First decide what kind of stamps you want to use for printing your fabric. Here are three different ways to make your stamp.
You can get stamp-making rubber at most craft stores, as well as the carver. Then you can away the rubber around your shape, leaving a stamp. But you can easily cut shapes into the rubber with an exacto knife. If you don't want to deal with all that stuff, a simple foam pouncer makes cute, easy polka dots.
Once you decide what you will need for you stamp, get together your other supplies.
Paper to cover your workspace, painters tape, screen printing ink or fabric paint, paintbrushes, and your kitchen towels.
(For stamps you can use stamp-making rubber and a linoleum carver or a foam pouncer)
Let's start printing! First, tape some paper down to cover your workspace from the paint that bleeds through the towel. I put a strip of tape across my towel, to help me keep a straight line while printing. You don't have to print up to the line, but it helps keep things neat.
If you're using a rubber stamp you made, first paint the stamp with a thin but even layer of paint. Then stamp it onto the fabric, applying pressure evenly all over the stamp.
You might have to experiment with how much ink to put on the stamp to get the look you want. Reink and repeat to complete your pattern.
Printing more than one color is just as easy. Just print all of one color, then wash the stamp, and fill in the pattern with the other color.
For making dots with the foam pouncer, you'll need a space where you can ink your pouncer. Put some paint down and make sure all the foam is wet with paint or else you'll get empty spots. Pounce some off, then stamp down onto fabric. Reink and repeat.

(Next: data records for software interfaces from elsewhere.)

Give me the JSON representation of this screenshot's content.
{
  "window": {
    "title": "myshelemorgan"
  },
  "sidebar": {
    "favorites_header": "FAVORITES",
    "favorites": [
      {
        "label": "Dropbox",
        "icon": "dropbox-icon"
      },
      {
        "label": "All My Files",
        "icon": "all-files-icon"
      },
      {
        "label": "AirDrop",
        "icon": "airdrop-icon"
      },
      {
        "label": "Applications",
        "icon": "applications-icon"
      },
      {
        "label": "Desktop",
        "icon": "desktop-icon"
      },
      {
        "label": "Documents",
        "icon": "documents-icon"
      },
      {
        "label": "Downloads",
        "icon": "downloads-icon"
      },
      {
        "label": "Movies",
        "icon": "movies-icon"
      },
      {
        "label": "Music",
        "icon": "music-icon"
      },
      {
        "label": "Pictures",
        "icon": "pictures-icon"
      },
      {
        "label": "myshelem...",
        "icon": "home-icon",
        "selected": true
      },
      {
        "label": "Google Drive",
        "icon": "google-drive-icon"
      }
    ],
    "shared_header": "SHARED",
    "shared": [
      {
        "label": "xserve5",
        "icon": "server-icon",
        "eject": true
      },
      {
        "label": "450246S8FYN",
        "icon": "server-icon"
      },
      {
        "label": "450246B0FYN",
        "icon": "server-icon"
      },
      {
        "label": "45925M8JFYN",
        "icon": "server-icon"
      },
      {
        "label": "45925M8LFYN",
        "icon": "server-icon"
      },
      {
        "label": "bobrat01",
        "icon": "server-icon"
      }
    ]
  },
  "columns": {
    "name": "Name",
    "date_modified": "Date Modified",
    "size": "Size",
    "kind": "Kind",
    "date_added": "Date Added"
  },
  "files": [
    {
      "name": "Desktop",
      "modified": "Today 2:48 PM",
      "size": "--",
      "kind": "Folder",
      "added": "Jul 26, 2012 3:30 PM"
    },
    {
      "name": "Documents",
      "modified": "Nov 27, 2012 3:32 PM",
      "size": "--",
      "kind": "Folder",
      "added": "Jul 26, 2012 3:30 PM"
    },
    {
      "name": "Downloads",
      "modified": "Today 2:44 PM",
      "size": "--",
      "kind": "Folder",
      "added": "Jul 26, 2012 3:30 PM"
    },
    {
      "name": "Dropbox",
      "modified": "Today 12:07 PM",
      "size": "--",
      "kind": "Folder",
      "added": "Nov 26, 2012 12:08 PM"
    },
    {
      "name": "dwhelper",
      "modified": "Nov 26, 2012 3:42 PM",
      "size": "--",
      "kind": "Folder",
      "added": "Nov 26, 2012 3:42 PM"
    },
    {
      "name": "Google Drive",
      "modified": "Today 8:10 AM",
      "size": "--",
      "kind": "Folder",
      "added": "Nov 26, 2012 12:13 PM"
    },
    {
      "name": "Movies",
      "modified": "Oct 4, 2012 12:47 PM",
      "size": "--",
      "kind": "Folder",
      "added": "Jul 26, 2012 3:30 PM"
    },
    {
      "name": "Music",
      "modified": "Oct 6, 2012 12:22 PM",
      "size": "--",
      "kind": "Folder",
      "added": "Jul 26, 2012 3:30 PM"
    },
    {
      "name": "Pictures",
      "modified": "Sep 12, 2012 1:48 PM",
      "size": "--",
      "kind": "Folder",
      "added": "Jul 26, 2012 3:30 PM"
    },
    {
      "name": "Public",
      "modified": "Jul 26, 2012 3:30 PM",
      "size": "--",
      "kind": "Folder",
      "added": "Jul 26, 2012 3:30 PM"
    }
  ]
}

Once you are done printing and all the ink/paint has dried completely, follow the directions on your paint or ink to heat set with an iron. This will help your printed patterns hold up in the wash and dryer.